Page and application data records:
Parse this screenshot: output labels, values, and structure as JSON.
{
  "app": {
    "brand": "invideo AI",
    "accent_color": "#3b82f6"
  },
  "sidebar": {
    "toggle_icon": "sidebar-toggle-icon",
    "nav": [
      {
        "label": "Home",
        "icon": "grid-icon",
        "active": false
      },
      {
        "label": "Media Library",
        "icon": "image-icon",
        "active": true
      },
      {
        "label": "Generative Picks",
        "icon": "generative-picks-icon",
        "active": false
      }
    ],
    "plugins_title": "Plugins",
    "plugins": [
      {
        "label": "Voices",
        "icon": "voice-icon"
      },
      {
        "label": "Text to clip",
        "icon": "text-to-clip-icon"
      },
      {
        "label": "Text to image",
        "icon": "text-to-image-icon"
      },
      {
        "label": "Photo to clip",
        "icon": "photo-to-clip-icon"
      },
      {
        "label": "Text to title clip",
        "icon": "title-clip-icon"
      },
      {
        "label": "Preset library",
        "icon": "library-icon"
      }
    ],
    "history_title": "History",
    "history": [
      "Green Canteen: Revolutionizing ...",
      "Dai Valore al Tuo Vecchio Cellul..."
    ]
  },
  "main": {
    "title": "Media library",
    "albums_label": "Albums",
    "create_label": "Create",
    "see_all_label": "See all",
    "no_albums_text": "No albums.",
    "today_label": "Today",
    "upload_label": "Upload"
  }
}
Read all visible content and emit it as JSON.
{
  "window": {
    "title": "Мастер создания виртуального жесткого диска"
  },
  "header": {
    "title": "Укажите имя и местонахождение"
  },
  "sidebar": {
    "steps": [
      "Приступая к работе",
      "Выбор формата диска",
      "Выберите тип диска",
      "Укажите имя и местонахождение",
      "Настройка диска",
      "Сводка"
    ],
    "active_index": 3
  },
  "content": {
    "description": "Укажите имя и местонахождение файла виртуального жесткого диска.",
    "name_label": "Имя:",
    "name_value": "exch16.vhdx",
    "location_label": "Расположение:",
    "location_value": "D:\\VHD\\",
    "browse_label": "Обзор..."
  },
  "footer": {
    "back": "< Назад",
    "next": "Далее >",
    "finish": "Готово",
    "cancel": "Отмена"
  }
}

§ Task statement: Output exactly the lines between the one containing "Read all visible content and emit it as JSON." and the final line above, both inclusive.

§ Answer section:
Read all visible content and emit it as JSON.
{
  "window": {
    "title": "Мастер создания виртуального жесткого диска"
  },
  "header": {
    "title": "Укажите имя и местонахождение"
  },
  "sidebar": {
    "steps": [
      "Приступая к работе",
      "Выбор формата диска",
      "Выберите тип диска",
      "Укажите имя и местонахождение",
      "Настройка диска",
      "Сводка"
    ],
    "active_index": 3
  },
  "content": {
    "description": "Укажите имя и местонахождение файла виртуального жесткого диска.",
    "name_label": "Имя:",
    "name_value": "exch16.vhdx",
    "location_label": "Расположение:",
    "location_value": "D:\\VHD\\",
    "browse_label": "Обзор..."
  },
  "footer": {
    "back": "< Назад",
    "next": "Далее >",
    "finish": "Готово",
    "cancel": "Отмена"
  }
}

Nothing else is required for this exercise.